> WHAT YOU SHOULD DO: Tally every line in the following material that has the word "flag" in it, and answer with that figure alone.

> DATA SUPPLIED:
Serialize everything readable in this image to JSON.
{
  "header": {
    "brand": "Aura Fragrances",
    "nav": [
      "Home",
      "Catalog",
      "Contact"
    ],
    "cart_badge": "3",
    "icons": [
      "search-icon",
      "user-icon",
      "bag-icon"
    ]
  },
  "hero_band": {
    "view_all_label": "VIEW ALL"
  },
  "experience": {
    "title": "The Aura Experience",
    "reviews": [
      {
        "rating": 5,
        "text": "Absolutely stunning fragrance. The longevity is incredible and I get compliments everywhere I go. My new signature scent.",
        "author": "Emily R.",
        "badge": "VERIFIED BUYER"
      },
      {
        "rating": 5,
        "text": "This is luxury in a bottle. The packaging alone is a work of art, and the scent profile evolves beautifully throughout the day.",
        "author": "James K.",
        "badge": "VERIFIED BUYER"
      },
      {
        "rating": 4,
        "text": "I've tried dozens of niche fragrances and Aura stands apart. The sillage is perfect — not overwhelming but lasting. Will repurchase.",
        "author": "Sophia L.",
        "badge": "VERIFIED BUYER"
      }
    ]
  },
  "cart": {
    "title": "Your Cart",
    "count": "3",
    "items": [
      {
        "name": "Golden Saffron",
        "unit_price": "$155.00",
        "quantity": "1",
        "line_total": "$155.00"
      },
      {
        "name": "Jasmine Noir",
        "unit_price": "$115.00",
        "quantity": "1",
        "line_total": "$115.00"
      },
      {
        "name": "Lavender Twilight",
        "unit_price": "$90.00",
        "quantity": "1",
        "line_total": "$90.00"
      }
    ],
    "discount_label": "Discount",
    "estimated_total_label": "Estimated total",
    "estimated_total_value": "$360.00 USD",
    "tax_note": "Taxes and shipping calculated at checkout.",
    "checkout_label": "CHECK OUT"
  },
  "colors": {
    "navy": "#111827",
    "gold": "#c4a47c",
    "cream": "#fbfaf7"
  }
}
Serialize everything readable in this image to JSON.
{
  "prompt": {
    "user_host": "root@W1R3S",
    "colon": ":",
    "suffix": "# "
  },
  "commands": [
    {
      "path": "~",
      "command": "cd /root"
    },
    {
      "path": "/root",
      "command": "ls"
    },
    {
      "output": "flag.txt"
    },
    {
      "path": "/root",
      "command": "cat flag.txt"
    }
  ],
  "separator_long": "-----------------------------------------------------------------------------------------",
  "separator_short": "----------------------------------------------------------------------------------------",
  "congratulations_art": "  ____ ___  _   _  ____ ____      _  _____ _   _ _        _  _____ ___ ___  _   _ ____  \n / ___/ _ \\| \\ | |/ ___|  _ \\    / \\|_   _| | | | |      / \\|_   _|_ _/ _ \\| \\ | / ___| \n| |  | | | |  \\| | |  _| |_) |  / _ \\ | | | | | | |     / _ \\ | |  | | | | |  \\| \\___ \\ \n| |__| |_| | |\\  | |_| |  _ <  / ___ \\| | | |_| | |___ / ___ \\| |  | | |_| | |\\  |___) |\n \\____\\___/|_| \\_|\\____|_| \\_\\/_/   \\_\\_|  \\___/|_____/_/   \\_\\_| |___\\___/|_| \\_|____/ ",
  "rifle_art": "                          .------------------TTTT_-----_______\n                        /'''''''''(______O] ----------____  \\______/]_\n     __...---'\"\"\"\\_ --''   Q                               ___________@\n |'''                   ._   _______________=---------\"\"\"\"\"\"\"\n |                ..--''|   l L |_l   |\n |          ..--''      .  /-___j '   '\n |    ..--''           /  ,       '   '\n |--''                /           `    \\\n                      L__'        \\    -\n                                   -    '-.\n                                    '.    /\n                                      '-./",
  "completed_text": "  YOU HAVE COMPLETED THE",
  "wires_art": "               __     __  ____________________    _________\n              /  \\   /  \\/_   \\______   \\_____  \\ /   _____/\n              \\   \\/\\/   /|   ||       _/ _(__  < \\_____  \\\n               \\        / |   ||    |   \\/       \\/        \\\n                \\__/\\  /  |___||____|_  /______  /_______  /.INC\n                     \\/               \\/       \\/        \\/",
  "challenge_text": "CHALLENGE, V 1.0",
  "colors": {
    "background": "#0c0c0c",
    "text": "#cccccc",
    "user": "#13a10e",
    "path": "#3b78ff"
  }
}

> RESULT OF THE TASK: 2